Our entire role at VS Staffing is to provide intelligent, thoughtful IT and cybersecurity staffing solutions. But our job becomes challenging when we are trying to decipher corporate job listings. We publish lots of job listings to serve our clients. Still, one thing that most of them have in common is that job descriptions, without fail, are either dry, didactic corporate documents or simply fail to convey how the position serves the company.
Most job descriptions don’t accurately represent the actual job. They are crammed with corporate jargon and don’t describe how or why a job is done. Most of these descriptions are crafted by the HR department or the legal team using outdated documents about what the job entails. This isn’t the HR department’s fault–they aren’t writers and generally aren’t working in the trenches with the rest of the team. They have no idea what the daily grind is all about.
In the article below, we’ll give you some actionable tips on how to write superlative technical job descriptions to attract the best candidates. How? Be honest, but most of all, be concise.
Talk About the Company, Not Just the Role

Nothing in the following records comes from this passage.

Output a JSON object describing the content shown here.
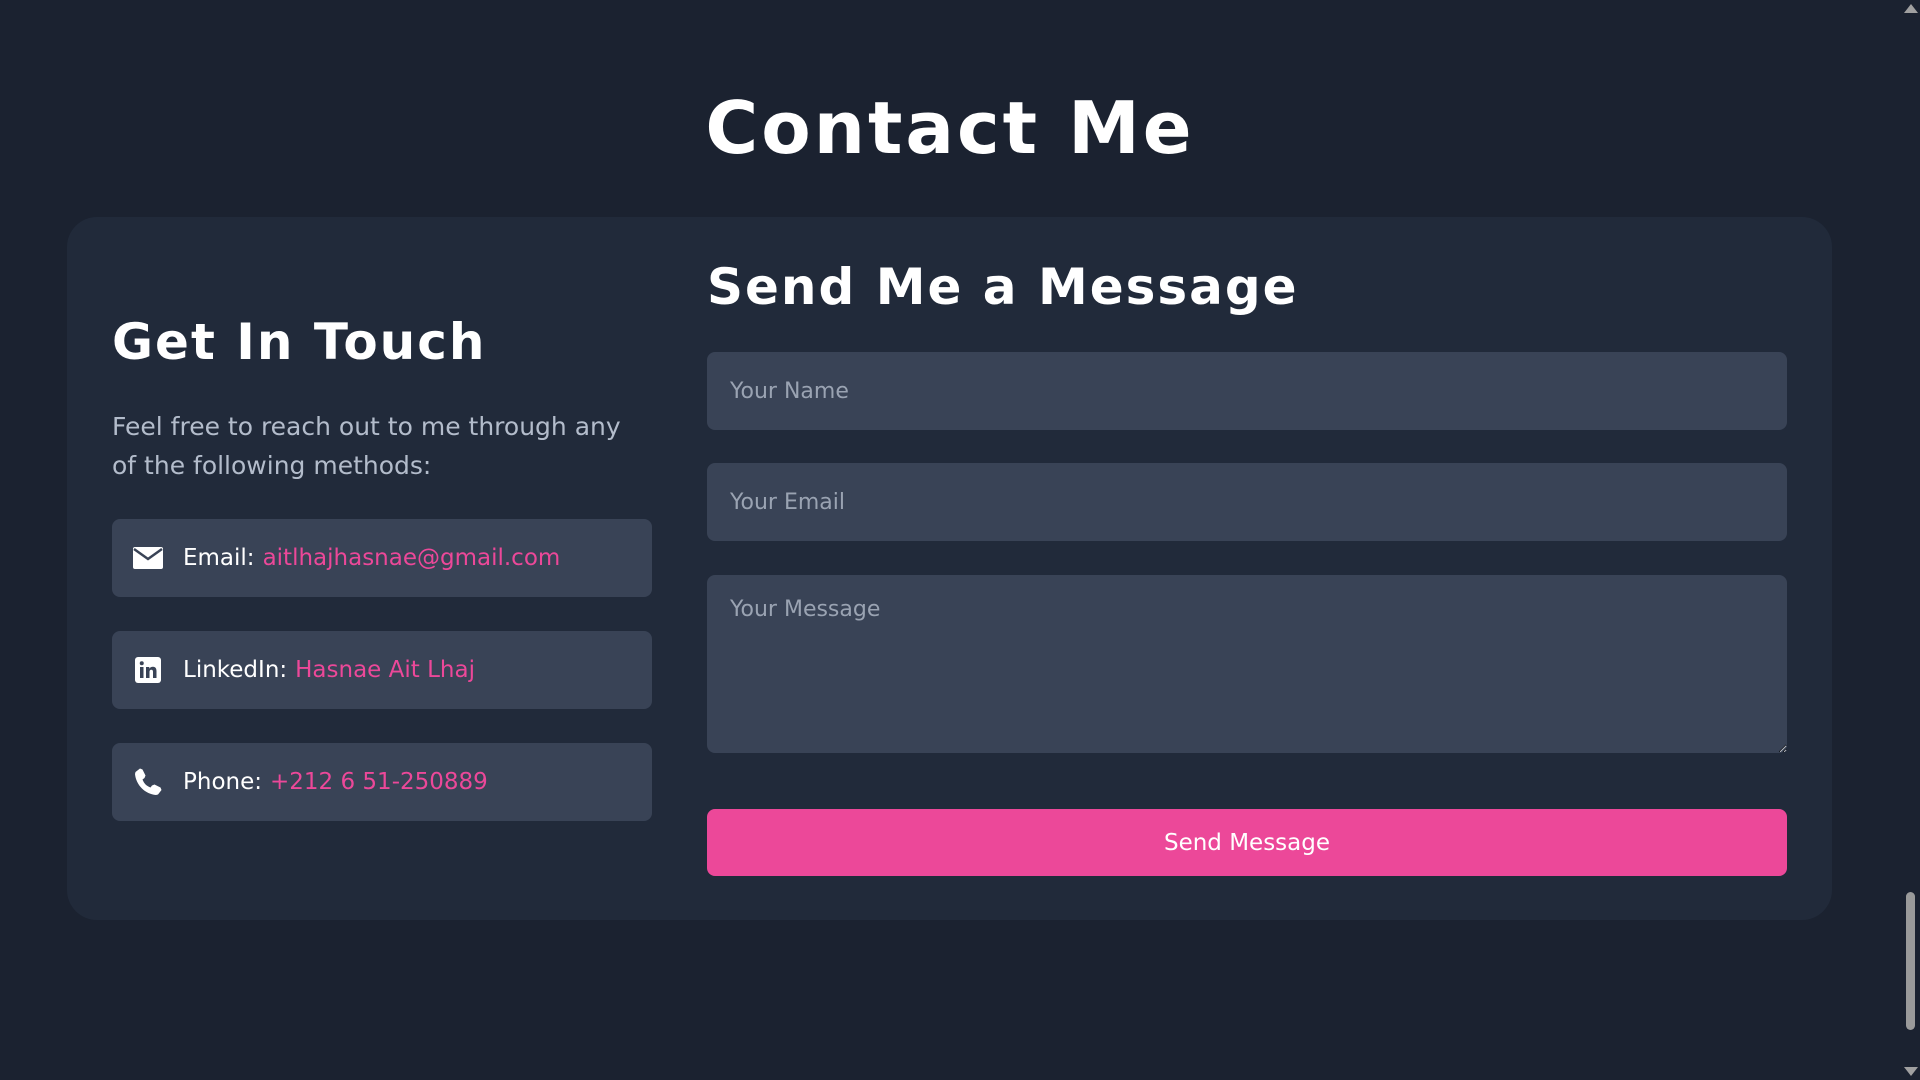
{
  "page": {
    "title": "Contact Me"
  },
  "contact_info": {
    "heading": "Get In Touch",
    "description": "Feel free to reach out to me through any of the following methods:",
    "items": [
      {
        "icon": "envelope-icon",
        "label": "Email:",
        "value": "aitlhajhasnae@gmail.com"
      },
      {
        "icon": "linkedin-icon",
        "label": "LinkedIn:",
        "value": "Hasnae Ait Lhaj"
      },
      {
        "icon": "phone-icon",
        "label": "Phone:",
        "value": "+212 6 51-250889"
      }
    ]
  },
  "form": {
    "heading": "Send Me a Message",
    "name_placeholder": "Your Name",
    "email_placeholder": "Your Email",
    "message_placeholder": "Your Message",
    "submit_label": "Send Message"
  },
  "colors": {
    "background": "#1b2230",
    "card": "#212a3a",
    "field": "#394356",
    "accent": "#ec4899"
  }
}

Give a high-level overview of what you do and why it matters. Don’t make people visit your website just to understand what they’ll represent. No one will read the entire description first–so, introduce the company. What it is, what you do, what makes you unique.
Therefore, when writing about your company to potential new hires, talk about what makes you stand out. Do you have a pet-friendly workplace? Do you have monthly cookouts where employees can bring their families? Do you offer free in-house daycare? Put all of that in the job description. These selling points could be the difference between getting the right candidate or just getting a warm body to fill a seat.
Clearly Define the Role and Its Purpose
While it’s helpful for candidates to understand WHAT they might be doing, they also want to know the WHY. Too many job descriptions simply write out a wish list of all the tasks and responsibilities that the “ideal” candidate should be expected to complete. Some of these lists are so lengthy that the job sounds impossible. And the majority of the job descriptions omit why the role is essential.
This means that you should highlight the impact of the role and the people the employee will help or serve. The purpose of a job—the raison d’etre–is often missing or absent, and according to recent studies, most millennials and Gen Z candidates want to feel a sense of meaning in their work.
Millennials have stated that they want a job with a sense of purpose. Salary and benefits, while important, are secondary to most candidates in this age range. They prefer working for businesses focused on solving societal issues that foster professional growth, offer flexibility, and a strong work-life balance. Corporate stewardship and responsibility are more than buzzwords for millennials and Gen Z.
It’s a basic human need. We all want to feel like we matter, yet most role profiles don’t promote this.
Provide Salary and Benefits Information
If you’re not providing salary and benefits information, you might as well not post at all. “Competitive compensation package” means nothing. Do provide a salary range for the position. No one says you must give an exact figure, but a range is helpful.
It’s a win-win.
First, full compensation transparency is an easy filter. Neither your enterprise nor potential candidates will waste time. If they don’t want that salary range, they simply won’t apply, and your HR Department won’t have to sort through candidate resumes for people who might reject the job due to salary requirements.
In addition, the pay range will give you an advantage compared to other companies that are stingy with that information. Most candidates simply skip over a role profile if the salary range isn’t listed.
Check (and Double-Check) Your Listing
Before going live with your job description, ensure the text is correct, concise, and comprehensible. And please stop trying to sound hip by using tired cliches like “guru” or “rockstar.” Millennials will see right through that and probably won’t take you seriously.
Allow Them to Meet the Team
If you’re going after young talent, be sure to advertise the skills of your tech team. For first-time candidates, the opportunity to work with experienced software engineers or developers can make their careers and help shape them. Plus, if they can find a mentor who nurtures their natural abilities, they will become advocates for your brand and are more likely to remain loyal.
Have a candidate talk with team members and allow them to ask questions. Focus on teamwork and your team’s culture of collaboration. It’s not a bad idea to show a prospect the company’s GitHub account so that they can see how your development team contributes to your core products.
Quick, Efficient Application Process
Let’s face it—job searches are tedious, but they don’t have to be. The process should be efficient and engaging. In addition, give prospects all the information they need along the way. If it’s a ten-step process that requires a skills assessment and five interviews, let them know that at the outset.
For example, don’t have them upload their resume, then expect them to regurgitate the same information onto an online application form. Set up interviews as quickly as possible, and if the news is bad, break it to them immediately. That way, they don’t hold out hope for your position and can keep looking.
You are trying to sell your company to the candidate. Therefore, your job description needs to stand out and give an accurate picture of who you are and what you need. Use these guidelines to engage and find tech talent that will be the right fit for your company.